Desserts were a highlight. Well, mine was. There are a choice of three. No one tried the bay leaf parfait with mandarin and hazelnut liqueur ($12). Only one braved the chocolate ganache with coconut and spiced rum ($14).
A word of warning: do not attempt this dish on your own. There is a reason that ganache is most commonly used as a form of icing or as tiny little balls in a truffle. A huge slab of pure chocolate and cream is serious overkill, and as pretty as it looked, I had only a tiny mouthful and it was sufficient. The coconut marshmallow blobs were excellent.
The best dessert is the vanilla panna cotta with strawberry and lemonade ($14). Those simple words do nothing to describe this interactive, multi-purpose dish. It's theatre and it was awesome. The waiter first got everyone's attention, and then poured a small jug of strawberry liqueur over the panna cotta. Then he pulled out a soda stream, and fizzed house-made lemonade into the glass.
The aim was to drink the liquid first (it was essentially a fizzy cocktail) with the straws provided, and then you tipped over some horseradish shortbread crumbs and ate the rest as a normal dessert. Hint: don't tip the crumbs in until after your drink the lemonade.

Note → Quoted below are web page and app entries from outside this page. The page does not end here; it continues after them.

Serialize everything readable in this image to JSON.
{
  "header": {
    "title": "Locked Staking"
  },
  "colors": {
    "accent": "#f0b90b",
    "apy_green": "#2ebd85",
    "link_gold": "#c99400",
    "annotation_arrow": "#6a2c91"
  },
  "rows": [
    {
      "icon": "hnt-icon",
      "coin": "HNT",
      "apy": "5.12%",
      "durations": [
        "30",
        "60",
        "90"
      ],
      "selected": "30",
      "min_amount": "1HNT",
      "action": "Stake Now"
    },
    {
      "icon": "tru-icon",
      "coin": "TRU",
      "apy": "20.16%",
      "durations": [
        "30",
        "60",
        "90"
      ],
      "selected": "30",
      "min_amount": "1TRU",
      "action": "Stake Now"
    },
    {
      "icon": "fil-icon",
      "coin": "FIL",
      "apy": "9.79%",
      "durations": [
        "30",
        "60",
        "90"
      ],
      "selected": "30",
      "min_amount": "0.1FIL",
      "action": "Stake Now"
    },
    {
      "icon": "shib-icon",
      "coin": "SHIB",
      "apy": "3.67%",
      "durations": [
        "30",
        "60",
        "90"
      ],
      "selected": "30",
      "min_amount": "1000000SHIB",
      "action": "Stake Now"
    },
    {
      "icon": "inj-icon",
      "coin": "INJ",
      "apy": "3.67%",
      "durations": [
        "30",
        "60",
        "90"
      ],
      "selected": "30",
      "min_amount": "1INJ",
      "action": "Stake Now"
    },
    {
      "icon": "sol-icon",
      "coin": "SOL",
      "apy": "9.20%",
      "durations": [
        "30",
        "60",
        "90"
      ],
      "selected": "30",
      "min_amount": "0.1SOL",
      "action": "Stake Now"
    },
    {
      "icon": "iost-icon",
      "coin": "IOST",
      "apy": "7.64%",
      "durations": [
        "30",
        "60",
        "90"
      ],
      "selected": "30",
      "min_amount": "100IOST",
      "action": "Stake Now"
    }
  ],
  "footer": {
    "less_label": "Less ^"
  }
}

In all, there was some nice dishes that I would happily enjoy again in a different setting. It was really loud (it's a bar, it's allowed to be) and we had to shout rather than talk to each other.
I thought the décor was curious at best, but there is retro and cool, and then there is just plain weird. The enormous polaroid of a man's hand holding a cigarette, with an empty beer can, broken pedestal fan and general rubbish pushed my appreciation of art too far.